Dataset rows for apps and sites:
______

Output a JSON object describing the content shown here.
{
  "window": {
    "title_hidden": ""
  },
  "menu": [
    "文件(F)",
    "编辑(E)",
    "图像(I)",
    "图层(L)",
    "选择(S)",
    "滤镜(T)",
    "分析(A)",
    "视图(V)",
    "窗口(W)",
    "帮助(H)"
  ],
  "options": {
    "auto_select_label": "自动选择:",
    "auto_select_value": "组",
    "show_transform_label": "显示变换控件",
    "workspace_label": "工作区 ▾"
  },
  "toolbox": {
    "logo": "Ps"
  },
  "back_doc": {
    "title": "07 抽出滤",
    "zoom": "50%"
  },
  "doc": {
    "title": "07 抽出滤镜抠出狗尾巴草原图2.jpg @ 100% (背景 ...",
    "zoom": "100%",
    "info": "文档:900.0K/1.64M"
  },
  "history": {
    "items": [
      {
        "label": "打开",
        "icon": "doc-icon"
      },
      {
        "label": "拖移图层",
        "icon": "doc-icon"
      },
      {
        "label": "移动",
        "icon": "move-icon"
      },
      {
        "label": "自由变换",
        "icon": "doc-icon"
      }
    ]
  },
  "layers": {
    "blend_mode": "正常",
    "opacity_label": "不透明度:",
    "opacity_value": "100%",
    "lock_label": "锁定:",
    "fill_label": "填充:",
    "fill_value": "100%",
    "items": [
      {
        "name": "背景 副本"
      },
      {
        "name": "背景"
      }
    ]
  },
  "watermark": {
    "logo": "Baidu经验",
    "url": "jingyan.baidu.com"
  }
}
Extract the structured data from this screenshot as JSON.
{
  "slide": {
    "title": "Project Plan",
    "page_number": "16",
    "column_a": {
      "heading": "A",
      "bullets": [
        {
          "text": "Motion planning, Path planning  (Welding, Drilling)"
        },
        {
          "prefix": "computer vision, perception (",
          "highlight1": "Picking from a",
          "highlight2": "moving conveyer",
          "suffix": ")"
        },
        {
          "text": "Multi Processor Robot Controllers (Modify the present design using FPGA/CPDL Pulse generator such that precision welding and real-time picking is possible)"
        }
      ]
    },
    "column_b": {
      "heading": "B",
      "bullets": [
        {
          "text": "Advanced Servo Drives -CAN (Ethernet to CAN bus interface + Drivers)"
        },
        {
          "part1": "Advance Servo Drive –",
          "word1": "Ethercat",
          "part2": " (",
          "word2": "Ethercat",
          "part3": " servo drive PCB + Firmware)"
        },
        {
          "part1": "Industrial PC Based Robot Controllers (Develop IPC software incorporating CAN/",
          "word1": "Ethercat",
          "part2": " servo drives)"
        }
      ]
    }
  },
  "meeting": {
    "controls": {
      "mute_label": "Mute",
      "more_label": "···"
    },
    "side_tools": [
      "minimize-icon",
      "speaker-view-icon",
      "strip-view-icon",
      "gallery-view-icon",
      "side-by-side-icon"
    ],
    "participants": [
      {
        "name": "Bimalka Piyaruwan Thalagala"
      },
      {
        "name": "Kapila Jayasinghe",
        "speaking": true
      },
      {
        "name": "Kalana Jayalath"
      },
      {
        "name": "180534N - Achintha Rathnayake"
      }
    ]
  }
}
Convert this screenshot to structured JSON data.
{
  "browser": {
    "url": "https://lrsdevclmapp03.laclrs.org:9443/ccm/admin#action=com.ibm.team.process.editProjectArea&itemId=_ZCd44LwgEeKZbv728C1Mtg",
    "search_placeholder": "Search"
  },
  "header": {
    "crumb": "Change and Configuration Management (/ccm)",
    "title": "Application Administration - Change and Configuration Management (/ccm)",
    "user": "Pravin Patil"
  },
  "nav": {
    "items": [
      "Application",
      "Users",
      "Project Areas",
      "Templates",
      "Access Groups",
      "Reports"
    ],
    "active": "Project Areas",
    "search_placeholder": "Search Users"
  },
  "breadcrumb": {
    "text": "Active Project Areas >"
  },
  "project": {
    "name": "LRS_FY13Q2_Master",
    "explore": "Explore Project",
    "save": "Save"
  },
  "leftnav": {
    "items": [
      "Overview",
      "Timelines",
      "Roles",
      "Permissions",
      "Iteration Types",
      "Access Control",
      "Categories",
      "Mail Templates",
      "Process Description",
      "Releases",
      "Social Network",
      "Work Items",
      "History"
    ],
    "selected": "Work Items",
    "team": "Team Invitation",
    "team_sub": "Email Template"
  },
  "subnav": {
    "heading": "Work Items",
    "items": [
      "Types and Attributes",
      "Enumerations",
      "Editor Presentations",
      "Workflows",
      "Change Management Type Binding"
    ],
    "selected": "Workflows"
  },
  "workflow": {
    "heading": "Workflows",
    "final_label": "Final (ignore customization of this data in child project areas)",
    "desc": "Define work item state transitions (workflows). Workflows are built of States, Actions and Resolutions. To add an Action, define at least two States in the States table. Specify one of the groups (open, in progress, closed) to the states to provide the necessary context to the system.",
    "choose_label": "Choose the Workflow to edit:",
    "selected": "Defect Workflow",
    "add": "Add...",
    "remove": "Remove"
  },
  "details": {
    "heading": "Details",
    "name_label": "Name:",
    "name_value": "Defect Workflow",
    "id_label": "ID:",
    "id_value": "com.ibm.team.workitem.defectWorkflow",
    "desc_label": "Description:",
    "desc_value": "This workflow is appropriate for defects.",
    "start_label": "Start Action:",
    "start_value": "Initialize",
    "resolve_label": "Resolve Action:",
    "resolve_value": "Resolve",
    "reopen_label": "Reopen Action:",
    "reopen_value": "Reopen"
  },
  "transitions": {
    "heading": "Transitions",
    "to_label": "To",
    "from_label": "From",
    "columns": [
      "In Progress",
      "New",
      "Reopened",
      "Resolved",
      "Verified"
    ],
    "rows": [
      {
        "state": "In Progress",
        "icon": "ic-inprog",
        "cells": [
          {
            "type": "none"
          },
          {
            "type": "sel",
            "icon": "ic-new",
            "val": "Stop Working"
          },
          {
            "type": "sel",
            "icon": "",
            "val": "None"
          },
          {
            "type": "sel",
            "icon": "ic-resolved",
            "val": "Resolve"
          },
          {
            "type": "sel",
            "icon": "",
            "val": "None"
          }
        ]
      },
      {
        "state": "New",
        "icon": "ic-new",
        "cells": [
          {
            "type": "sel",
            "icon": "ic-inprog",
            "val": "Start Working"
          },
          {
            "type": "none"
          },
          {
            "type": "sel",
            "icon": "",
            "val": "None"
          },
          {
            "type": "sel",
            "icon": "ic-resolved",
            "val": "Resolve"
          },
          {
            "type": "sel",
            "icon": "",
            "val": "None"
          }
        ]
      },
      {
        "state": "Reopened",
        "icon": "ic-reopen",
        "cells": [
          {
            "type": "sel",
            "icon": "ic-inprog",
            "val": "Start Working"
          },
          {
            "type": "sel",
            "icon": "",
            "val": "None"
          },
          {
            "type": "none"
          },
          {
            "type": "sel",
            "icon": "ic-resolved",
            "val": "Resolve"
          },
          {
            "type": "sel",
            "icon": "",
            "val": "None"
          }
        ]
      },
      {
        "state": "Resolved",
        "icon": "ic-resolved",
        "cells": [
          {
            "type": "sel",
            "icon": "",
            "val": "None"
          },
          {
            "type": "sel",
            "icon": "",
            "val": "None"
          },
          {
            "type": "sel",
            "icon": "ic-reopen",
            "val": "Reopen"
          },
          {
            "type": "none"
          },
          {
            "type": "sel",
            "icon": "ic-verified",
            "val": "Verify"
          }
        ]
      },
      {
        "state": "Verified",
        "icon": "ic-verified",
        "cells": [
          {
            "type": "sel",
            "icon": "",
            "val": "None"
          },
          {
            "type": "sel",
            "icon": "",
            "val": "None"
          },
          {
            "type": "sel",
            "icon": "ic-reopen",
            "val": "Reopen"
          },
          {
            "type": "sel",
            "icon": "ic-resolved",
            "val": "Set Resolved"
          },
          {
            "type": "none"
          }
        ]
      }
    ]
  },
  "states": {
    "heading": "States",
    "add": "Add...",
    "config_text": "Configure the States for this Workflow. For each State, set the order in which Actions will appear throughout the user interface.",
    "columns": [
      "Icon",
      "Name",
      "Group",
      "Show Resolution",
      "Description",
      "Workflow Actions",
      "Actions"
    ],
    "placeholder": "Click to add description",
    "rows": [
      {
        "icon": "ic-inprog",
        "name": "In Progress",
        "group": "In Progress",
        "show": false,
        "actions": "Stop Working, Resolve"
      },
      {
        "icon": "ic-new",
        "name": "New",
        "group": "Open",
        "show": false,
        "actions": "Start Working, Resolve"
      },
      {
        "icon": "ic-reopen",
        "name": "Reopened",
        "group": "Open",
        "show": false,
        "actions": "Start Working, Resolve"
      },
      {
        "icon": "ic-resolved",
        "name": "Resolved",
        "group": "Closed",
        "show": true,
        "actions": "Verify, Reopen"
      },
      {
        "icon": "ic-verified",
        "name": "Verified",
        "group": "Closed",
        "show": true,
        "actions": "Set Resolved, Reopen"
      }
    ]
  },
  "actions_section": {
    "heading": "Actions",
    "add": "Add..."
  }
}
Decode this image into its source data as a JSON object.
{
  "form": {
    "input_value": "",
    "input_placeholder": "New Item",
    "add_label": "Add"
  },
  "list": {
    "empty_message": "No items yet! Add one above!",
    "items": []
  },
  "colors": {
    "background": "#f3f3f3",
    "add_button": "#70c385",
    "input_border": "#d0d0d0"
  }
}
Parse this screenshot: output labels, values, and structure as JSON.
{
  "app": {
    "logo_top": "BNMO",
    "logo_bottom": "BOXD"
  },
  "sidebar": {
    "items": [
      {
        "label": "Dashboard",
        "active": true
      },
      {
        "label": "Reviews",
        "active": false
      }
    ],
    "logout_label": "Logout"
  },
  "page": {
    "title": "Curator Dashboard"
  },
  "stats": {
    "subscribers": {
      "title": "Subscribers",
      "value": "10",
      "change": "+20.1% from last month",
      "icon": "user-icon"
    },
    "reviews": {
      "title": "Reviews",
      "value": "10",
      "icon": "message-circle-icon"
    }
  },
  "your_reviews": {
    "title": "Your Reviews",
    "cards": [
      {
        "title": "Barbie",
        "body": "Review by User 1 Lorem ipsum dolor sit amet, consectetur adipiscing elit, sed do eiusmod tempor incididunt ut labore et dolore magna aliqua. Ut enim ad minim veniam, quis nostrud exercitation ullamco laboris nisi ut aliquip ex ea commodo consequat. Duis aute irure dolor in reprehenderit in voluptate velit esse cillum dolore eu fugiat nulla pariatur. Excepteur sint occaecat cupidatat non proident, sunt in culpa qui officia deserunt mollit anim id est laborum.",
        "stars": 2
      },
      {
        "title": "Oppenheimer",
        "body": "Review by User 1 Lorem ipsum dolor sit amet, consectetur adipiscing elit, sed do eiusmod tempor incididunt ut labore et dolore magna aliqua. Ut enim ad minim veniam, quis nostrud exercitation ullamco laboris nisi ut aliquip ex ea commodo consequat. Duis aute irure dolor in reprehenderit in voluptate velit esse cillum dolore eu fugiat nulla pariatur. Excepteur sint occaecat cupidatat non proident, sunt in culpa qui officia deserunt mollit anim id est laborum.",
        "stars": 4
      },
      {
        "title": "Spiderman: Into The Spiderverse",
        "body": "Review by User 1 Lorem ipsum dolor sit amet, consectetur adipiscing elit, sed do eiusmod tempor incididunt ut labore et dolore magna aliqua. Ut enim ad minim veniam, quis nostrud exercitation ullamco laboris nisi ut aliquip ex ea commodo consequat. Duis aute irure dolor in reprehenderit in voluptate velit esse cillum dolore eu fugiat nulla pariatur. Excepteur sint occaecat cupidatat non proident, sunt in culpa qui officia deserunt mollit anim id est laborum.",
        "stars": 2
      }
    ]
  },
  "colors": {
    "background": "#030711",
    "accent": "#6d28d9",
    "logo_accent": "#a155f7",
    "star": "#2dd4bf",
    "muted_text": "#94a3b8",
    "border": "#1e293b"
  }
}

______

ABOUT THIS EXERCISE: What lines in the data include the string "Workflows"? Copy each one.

SOLUTION FOR THIS EXERCISE:
      "Workflows",
    "selected": "Workflows"
    "heading": "Workflows",
    "desc": "Define work item state transitions (workflows). Workflows are built of States, Actions and Resolutions. To add an Action, define at least two States in the States table. Specify one of the groups (open, in progress, closed) to the states to provide the necessary context to the system.",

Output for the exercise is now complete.